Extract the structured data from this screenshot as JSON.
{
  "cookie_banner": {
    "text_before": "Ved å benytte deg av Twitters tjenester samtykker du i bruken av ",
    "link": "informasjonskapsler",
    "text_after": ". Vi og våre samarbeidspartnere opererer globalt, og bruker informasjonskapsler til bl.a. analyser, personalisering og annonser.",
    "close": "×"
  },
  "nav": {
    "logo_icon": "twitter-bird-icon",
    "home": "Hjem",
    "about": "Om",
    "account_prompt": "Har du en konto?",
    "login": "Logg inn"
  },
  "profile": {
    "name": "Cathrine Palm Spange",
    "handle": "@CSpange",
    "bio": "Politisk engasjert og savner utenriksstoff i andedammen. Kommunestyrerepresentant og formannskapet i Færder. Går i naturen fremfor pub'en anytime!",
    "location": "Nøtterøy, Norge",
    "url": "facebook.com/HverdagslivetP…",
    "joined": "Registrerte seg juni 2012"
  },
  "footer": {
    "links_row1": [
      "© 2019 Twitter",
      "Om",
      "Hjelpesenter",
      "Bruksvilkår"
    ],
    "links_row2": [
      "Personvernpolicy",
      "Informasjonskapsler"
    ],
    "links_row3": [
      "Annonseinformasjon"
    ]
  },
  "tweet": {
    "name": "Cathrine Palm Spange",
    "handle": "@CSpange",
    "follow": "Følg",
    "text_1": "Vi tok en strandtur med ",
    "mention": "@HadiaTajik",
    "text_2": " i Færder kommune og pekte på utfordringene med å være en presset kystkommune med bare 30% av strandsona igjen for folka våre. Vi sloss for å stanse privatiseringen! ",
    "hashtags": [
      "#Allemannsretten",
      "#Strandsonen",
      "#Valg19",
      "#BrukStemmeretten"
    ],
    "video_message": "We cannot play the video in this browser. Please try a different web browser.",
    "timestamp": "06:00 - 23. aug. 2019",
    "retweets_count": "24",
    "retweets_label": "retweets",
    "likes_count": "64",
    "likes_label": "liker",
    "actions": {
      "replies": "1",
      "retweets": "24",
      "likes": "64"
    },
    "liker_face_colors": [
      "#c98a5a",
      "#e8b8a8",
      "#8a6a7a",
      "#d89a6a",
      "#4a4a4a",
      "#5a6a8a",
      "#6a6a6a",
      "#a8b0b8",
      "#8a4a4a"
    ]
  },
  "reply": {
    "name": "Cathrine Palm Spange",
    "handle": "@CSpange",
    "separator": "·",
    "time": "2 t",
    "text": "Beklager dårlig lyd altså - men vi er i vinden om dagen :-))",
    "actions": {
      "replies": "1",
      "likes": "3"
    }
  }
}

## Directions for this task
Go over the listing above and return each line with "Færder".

## The completed task
    "bio": "Politisk engasjert og savner utenriksstoff i andedammen. Kommunestyrerepresentant og formannskapet i Færder. Går i naturen fremfor pub'en anytime!",
    "text_2": " i Færder kommune og pekte på utfordringene med å være en presset kystkommune med bare 30% av strandsona igjen for folka våre. Vi sloss for å stanse privatiseringen! ",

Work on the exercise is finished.